## [WHAT YOU ARE ASKED TO DO]
Copy each line from the entries that the word "this" appears in.

Segment Start: RECORDS SUPPLIED

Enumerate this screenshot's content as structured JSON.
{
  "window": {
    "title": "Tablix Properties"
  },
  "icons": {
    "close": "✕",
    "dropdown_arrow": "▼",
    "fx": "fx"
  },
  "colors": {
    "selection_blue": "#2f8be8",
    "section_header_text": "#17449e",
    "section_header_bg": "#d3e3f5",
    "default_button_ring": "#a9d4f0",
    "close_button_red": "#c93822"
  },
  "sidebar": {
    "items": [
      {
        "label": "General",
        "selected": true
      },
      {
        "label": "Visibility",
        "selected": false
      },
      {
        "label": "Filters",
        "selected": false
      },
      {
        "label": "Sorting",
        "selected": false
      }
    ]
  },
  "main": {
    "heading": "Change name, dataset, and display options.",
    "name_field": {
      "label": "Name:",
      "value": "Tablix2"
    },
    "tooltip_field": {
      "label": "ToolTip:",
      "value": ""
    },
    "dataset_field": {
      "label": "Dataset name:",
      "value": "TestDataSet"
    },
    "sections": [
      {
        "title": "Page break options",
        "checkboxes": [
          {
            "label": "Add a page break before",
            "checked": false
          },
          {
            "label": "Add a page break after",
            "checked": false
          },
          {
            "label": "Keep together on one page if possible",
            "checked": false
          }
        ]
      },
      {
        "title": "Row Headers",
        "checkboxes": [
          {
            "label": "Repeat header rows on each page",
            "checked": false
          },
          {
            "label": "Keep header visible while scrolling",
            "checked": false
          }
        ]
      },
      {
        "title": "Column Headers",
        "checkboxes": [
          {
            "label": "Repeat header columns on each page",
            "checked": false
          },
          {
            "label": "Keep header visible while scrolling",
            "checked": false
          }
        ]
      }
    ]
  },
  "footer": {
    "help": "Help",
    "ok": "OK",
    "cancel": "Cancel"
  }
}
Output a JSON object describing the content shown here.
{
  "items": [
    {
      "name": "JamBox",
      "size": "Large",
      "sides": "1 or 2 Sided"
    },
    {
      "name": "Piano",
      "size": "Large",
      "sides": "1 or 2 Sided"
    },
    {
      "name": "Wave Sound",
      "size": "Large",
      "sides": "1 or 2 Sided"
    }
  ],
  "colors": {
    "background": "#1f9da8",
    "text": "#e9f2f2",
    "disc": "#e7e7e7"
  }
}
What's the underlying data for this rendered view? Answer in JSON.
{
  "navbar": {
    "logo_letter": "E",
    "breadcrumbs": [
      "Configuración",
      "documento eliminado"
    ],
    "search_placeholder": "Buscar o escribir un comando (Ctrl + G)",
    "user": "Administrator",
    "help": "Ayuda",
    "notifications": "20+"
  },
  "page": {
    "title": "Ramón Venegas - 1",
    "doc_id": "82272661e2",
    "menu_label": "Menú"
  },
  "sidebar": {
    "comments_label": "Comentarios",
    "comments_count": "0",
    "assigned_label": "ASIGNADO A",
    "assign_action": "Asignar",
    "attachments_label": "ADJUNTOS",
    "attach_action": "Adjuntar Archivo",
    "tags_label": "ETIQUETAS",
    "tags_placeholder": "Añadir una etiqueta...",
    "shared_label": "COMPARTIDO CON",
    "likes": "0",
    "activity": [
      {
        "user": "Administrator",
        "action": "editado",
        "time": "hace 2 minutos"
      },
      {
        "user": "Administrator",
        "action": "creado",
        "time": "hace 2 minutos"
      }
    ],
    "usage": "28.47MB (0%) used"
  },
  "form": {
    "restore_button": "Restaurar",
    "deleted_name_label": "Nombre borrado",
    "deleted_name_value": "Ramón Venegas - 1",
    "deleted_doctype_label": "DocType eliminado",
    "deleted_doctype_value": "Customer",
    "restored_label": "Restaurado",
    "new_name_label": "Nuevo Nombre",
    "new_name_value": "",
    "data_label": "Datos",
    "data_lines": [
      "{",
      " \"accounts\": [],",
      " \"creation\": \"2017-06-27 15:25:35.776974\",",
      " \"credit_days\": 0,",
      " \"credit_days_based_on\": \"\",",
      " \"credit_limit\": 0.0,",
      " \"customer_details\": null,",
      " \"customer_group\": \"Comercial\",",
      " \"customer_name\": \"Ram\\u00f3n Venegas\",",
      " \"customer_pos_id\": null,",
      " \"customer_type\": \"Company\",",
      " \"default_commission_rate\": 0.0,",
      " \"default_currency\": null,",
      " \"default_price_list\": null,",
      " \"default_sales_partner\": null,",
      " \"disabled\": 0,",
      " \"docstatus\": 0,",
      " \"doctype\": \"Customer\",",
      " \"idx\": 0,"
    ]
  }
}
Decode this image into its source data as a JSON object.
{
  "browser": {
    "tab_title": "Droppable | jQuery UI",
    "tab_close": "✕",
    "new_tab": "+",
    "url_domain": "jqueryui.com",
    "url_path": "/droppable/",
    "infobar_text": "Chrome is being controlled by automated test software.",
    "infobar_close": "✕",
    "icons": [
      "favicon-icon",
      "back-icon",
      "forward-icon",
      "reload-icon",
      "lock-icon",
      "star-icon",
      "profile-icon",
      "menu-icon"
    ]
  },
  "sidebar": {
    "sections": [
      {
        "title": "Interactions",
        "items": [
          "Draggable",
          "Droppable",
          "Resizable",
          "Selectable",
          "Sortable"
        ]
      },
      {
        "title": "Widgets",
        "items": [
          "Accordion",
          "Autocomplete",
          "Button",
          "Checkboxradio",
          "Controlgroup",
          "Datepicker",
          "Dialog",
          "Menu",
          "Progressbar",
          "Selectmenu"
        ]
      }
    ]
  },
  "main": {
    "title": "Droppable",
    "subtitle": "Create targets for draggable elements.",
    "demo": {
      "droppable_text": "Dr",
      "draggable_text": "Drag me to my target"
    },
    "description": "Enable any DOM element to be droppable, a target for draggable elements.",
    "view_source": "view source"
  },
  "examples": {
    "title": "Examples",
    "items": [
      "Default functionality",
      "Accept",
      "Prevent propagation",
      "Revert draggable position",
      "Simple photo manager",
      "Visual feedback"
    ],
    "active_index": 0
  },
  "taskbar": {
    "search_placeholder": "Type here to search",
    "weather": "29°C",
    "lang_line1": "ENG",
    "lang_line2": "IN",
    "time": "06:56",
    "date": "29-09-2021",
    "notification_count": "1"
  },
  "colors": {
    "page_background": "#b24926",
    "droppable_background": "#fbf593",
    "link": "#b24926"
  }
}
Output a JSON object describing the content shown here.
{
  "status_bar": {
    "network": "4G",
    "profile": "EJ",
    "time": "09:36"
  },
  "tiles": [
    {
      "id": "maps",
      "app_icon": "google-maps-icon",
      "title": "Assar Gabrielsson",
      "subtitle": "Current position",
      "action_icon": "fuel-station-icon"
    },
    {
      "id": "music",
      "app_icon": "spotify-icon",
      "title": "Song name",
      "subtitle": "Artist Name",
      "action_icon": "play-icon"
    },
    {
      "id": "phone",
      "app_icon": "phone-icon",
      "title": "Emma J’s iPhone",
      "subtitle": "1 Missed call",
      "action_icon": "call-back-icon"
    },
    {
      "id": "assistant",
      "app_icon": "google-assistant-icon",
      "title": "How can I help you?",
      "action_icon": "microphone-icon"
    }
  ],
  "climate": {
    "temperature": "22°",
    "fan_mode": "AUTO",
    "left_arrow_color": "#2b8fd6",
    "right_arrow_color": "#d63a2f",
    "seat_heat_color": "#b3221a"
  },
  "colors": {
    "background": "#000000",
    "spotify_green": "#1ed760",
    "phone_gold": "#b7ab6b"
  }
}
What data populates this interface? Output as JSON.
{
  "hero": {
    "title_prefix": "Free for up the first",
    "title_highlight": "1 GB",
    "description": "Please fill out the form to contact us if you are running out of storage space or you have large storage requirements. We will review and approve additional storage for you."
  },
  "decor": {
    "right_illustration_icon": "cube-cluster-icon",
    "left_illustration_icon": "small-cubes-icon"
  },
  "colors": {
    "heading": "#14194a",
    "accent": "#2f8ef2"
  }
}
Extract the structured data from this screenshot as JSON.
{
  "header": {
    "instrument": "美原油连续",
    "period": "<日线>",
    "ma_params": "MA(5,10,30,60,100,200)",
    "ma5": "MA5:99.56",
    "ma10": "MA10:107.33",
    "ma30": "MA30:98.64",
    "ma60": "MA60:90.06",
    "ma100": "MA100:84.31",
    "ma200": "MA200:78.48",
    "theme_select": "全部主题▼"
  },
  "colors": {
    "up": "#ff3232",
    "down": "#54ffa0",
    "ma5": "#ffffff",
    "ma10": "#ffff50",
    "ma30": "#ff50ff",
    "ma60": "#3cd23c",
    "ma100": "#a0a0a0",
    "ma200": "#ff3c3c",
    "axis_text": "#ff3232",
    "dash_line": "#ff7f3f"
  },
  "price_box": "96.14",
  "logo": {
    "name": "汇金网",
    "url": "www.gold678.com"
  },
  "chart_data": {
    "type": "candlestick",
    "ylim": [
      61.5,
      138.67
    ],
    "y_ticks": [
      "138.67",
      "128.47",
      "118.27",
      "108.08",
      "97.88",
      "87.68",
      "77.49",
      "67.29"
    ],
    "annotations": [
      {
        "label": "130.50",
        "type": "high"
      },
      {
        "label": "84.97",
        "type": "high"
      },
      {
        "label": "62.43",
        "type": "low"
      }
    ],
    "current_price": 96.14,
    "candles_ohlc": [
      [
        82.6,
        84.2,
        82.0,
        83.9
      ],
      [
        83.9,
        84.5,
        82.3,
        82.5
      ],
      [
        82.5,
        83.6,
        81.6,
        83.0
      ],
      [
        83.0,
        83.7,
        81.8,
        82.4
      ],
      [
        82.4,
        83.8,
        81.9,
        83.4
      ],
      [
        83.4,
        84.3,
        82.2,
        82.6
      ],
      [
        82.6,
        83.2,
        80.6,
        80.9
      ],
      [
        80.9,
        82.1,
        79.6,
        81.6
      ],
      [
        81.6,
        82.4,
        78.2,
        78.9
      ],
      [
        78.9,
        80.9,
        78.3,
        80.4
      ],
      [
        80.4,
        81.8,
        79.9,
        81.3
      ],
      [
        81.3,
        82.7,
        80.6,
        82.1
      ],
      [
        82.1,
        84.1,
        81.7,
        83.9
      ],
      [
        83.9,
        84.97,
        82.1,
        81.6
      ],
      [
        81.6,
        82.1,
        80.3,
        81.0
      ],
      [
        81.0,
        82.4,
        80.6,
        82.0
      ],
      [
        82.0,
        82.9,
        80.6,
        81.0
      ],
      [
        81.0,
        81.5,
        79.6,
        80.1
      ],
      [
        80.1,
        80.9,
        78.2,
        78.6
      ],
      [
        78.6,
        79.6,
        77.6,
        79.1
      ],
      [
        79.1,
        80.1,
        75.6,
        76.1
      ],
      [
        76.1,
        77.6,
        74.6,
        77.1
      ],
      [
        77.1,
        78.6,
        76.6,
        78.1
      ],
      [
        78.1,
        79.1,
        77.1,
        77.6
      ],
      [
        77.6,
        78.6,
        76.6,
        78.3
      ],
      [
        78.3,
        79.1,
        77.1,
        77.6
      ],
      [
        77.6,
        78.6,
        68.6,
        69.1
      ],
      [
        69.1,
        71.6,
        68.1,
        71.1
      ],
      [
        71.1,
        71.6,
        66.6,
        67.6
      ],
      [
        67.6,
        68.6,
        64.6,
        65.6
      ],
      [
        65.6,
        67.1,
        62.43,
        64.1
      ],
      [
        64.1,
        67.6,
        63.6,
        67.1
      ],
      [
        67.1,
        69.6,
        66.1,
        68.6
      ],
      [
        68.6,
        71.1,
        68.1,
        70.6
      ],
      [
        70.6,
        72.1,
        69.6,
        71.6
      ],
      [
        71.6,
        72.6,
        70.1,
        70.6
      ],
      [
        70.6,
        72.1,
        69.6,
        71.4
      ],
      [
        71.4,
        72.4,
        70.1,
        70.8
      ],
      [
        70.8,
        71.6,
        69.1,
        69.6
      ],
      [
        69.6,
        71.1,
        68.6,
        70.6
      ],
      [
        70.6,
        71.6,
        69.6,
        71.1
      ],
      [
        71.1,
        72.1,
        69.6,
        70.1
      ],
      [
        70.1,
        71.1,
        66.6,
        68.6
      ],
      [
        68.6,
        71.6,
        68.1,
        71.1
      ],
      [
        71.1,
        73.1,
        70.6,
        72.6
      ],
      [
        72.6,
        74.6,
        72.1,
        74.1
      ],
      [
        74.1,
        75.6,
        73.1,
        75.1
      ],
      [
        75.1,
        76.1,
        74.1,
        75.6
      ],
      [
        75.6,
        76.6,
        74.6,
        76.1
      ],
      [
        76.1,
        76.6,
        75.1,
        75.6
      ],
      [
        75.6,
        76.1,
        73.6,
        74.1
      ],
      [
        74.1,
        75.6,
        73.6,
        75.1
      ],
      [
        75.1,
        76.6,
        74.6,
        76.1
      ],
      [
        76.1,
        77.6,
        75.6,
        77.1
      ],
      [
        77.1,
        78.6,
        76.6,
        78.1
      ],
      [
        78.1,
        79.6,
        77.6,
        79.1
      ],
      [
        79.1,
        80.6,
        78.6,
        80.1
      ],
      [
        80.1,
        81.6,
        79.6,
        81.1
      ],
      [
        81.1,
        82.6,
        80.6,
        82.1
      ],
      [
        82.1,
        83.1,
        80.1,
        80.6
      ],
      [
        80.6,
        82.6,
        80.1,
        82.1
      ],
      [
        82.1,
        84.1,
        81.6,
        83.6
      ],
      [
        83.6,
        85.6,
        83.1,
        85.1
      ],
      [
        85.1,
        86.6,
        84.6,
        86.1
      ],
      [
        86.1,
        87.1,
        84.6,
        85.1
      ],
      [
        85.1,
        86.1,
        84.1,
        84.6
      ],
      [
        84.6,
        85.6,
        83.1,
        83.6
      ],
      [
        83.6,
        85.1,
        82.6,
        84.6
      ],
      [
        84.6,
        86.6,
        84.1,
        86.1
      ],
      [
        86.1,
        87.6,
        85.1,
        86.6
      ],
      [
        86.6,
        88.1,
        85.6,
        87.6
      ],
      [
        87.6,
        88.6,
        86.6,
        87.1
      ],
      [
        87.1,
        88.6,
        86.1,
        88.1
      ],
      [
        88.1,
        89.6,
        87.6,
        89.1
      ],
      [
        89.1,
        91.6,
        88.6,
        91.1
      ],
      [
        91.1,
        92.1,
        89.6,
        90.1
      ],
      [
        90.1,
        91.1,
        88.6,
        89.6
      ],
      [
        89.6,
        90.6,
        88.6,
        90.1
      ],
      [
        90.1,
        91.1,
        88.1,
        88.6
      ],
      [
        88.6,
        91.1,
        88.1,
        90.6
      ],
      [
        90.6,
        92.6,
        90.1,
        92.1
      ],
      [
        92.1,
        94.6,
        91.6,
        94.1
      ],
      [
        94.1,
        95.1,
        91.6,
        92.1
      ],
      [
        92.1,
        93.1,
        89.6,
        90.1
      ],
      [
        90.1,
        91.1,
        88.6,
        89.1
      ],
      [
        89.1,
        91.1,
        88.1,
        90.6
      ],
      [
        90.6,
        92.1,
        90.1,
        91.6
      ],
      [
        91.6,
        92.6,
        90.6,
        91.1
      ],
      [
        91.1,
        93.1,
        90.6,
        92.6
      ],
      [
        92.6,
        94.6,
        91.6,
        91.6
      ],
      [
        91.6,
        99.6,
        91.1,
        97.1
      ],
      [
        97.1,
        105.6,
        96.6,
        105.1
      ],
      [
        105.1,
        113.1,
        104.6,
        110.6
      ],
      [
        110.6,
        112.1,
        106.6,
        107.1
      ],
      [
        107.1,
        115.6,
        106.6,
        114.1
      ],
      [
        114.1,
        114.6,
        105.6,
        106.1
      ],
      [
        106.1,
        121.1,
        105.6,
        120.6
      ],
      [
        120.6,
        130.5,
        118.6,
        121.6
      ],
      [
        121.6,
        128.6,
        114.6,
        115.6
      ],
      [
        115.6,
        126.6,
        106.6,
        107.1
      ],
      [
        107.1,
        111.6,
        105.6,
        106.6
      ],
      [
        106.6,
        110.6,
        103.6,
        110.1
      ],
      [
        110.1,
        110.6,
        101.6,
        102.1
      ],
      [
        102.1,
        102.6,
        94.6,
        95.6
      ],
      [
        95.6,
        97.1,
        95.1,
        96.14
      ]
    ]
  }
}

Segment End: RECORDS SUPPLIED

## [TASK ANSWER]
Enumerate this screenshot's content as structured JSON.
What's the underlying data for this rendered view? Answer in JSON.
Decode this image into its source data as a JSON object.
What data populates this interface? Output as JSON.
Extract the structured data from this screenshot as JSON.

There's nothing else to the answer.